Quite correct, Congressman Frank who was openly gay since 1987 and the most prominent gay in Congress was a representative not a senator. However, I fail to see how further dividing ourselves into more subcategories is helpful as Buddhists. I know many, especially liberals, love classifying Americans into categories. Yet this plays into the “us versus them”; it separates us.
With the reelection of Obama by merely 50% of Americans, we are already divided enough. There are ideological differences, and this will likely not change; however, recognizing another person instead of their race, gender, religion, practicing/non-practicing, ethnicity, and all the many divisions seems to work best for me. Accent the similarities not the differences. We are divided enough already. I don’t care whether the person is Hindu, Buddhist, or Christian. I do care if they are going to spend another $6 trillion in 4 years, they are fine with another $1 trillion deficit, they want to bailout big business then require taxpayers to pay for it with tax hikes, and they are trying to take over private industry by the government.

jwilson101's picture

Will, Barney Frank is a U.S. Representative, not a senator.

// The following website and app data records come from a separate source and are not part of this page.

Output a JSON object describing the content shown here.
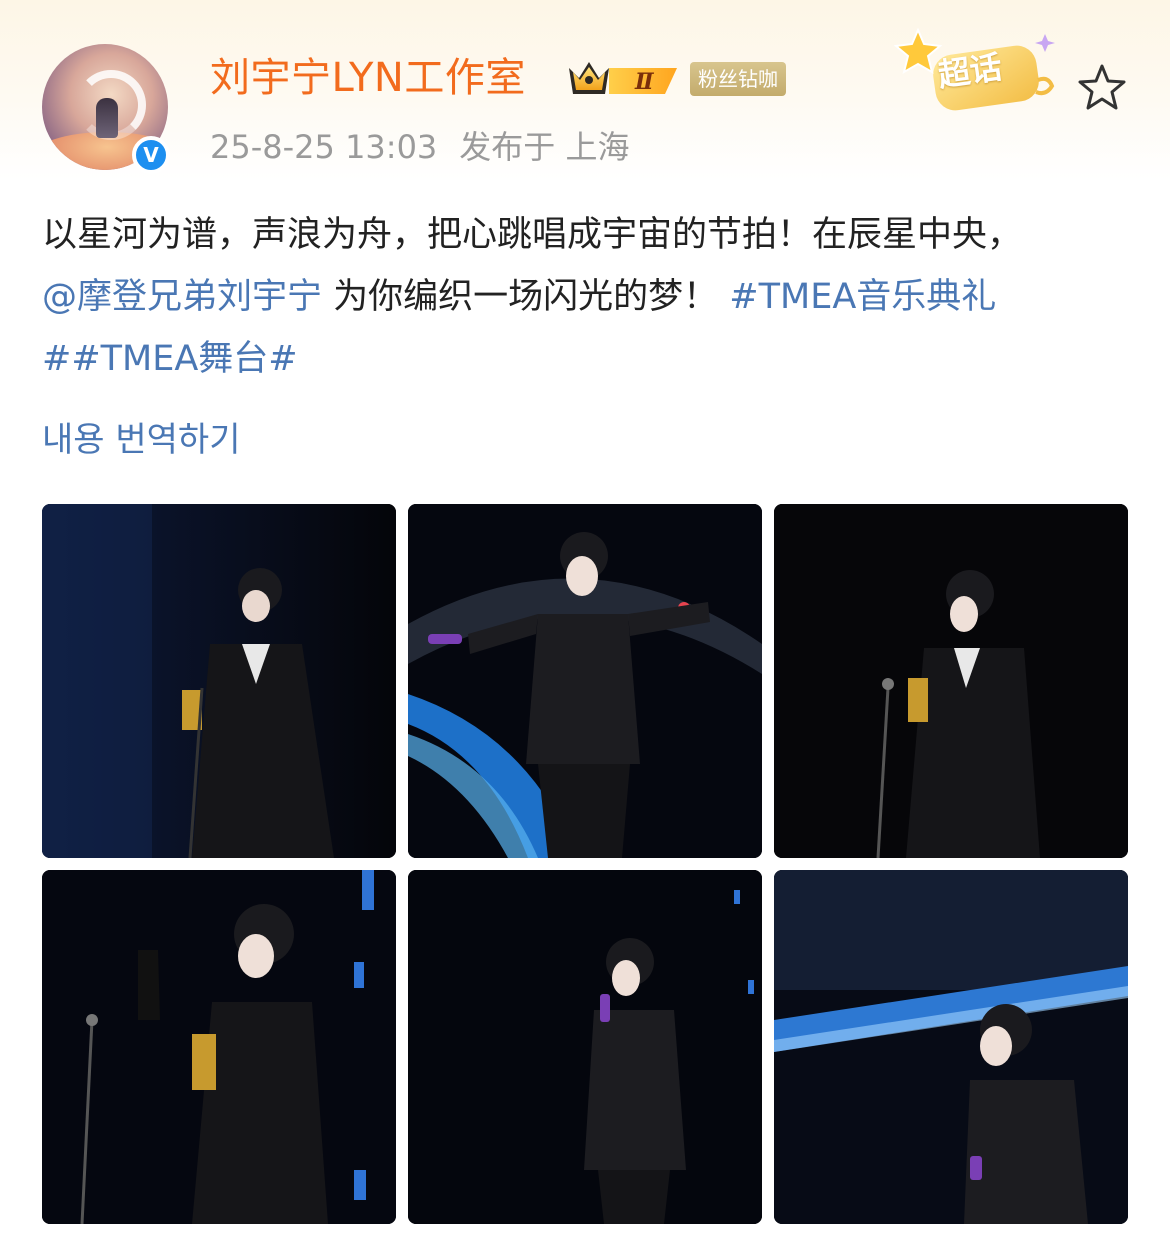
{
  "post": {
    "author": "刘宇宁LYN工作室",
    "level_badge": "Ⅱ",
    "fan_badge": "粉丝钻咖",
    "date": "25-8-25 13:03",
    "location": "发布于 上海",
    "chaohua_label": "超话",
    "text_part1": "以星河为谱，声浪为舟，把心跳唱成宇宙的节拍！在辰星中央，",
    "mention": "@摩登兄弟刘宇宁",
    "text_part2": " 为你编织一场闪光的梦！",
    "hashtag1": "#TMEA音乐典礼",
    "hashtag2": "##TMEA舞台#",
    "translate_label": "내용 번역하기"
  },
  "colors": {
    "username": "#f26b1d",
    "link": "#4a77b4",
    "meta": "#9a9a9a",
    "verified": "#1d8ff0",
    "fan_badge": "#c9b274"
  },
  "icons": {
    "verified": "verified-v-icon",
    "crown": "crown-icon",
    "star": "star-outline-icon",
    "chaohua": "chaohua-star-icon"
  },
  "photos": [
    {
      "name": "photo-1"
    },
    {
      "name": "photo-2"
    },
    {
      "name": "photo-3"
    },
    {
      "name": "photo-4"
    },
    {
      "name": "photo-5"
    },
    {
      "name": "photo-6"
    }
  ]
}
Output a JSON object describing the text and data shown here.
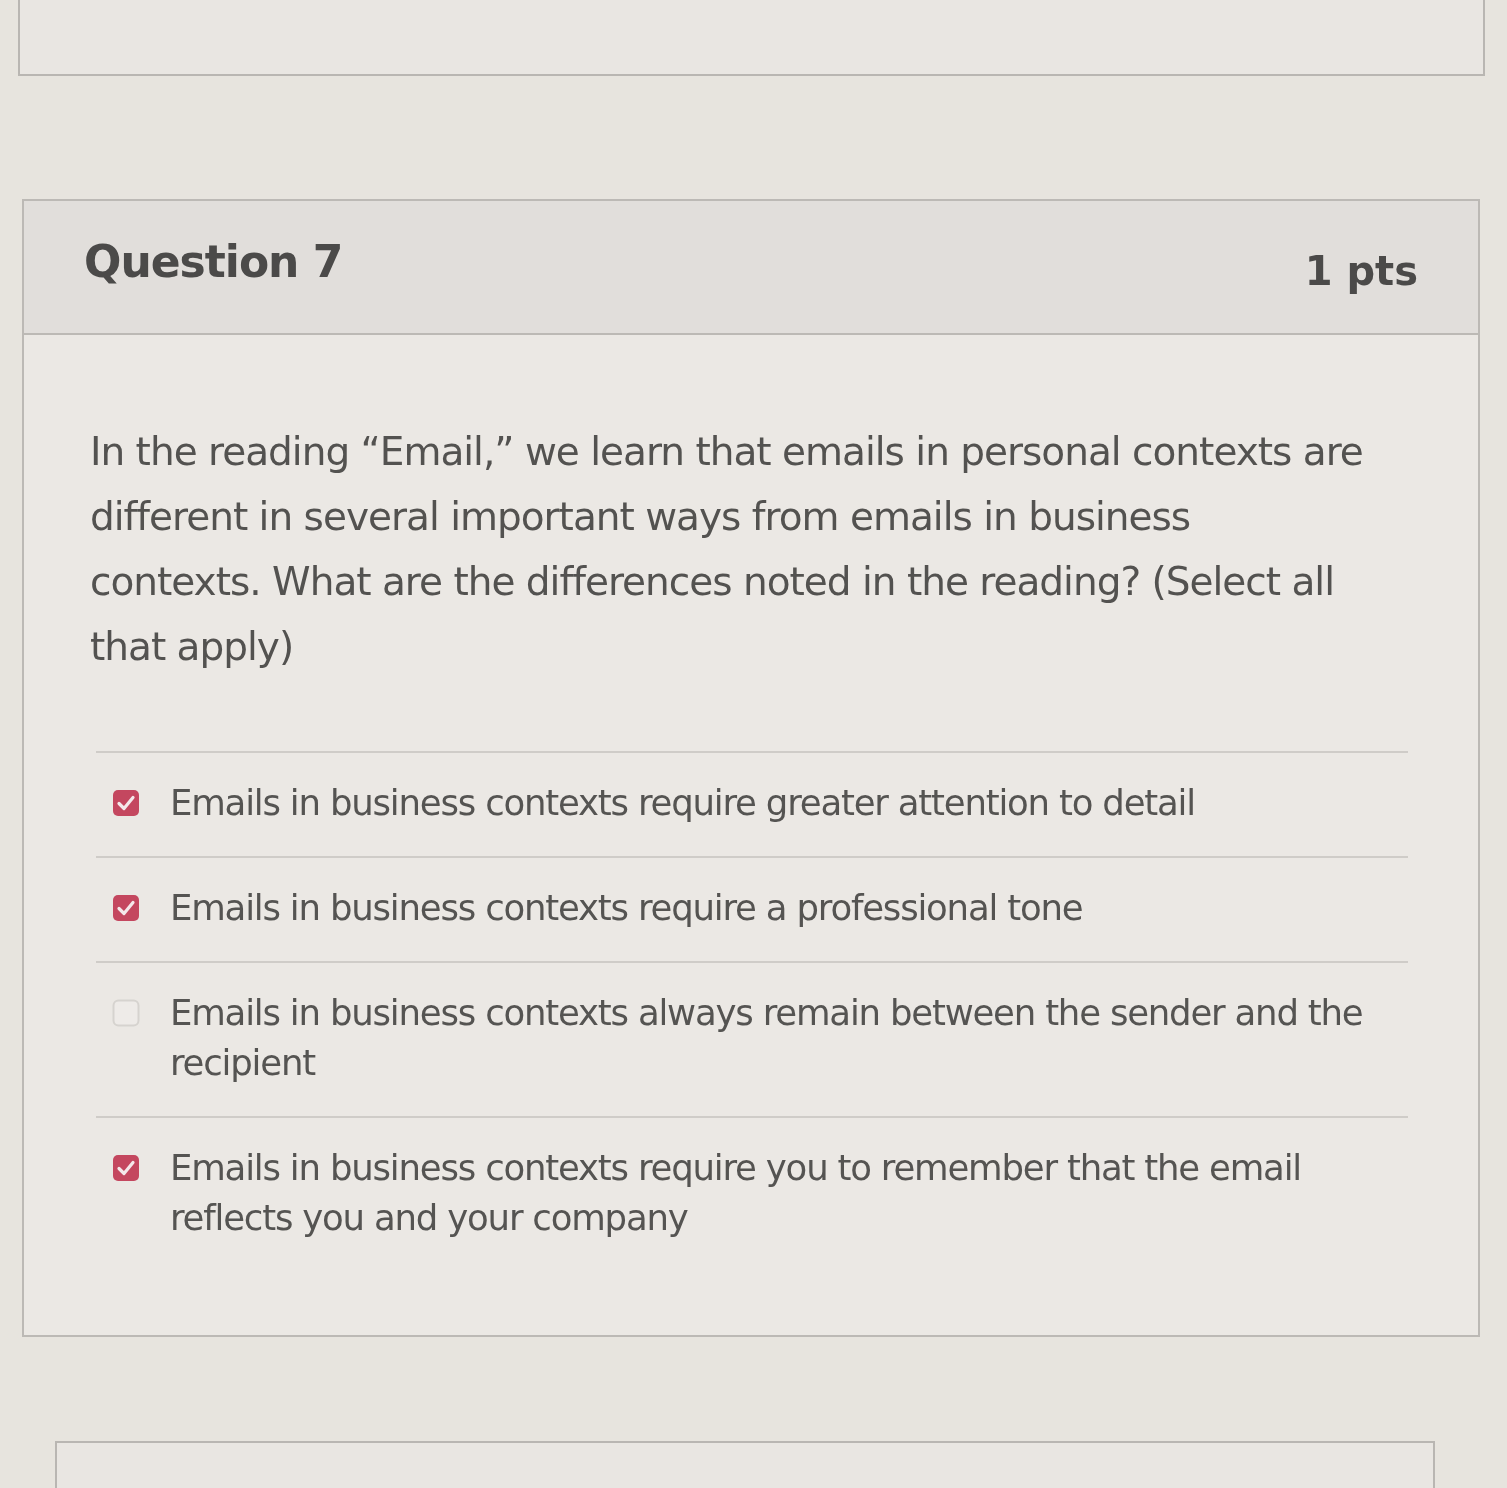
{
  "question": {
    "title": "Question 7",
    "points": "1 pts",
    "text": "In the reading “Email,” we learn that emails in personal contexts are different in several important ways from emails in business contexts. What are the differences noted in the reading? (Select all that apply)",
    "answers": [
      {
        "label": "Emails in business contexts require greater attention to detail",
        "checked": true
      },
      {
        "label": "Emails in business contexts require a professional tone",
        "checked": true
      },
      {
        "label": "Emails in business contexts always remain between the sender and the recipient",
        "checked": false
      },
      {
        "label": "Emails in business contexts require you to remember that the email reflects you and your company",
        "checked": true
      }
    ]
  }
}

So Tammy Baldwin is indeed the first openly gay person to be elected to the Senate. Mazie Hirano is currently herself a U.S. Representative, one of at least two Buddhists. She'll become the first Buddhist senator when she switches from the House to the Senate next year.

It is not unusual for a Japanese Buddhist to describe themselves as non-practicing. Indeed, it would be more unusual for them to describe themselves as a practicing Buddhist. These things aren't contextualized the same way in Japan, and we often see similar patterns in Japanese-American Buddhism. It doesn't mean they aren't Buddhists, it mostly just means that--like most people in Asia--they don't attend temples regularly.

Will.Rowe's picture

Senator Barney Frank was openly gay. He even dated his male pages, as I recall.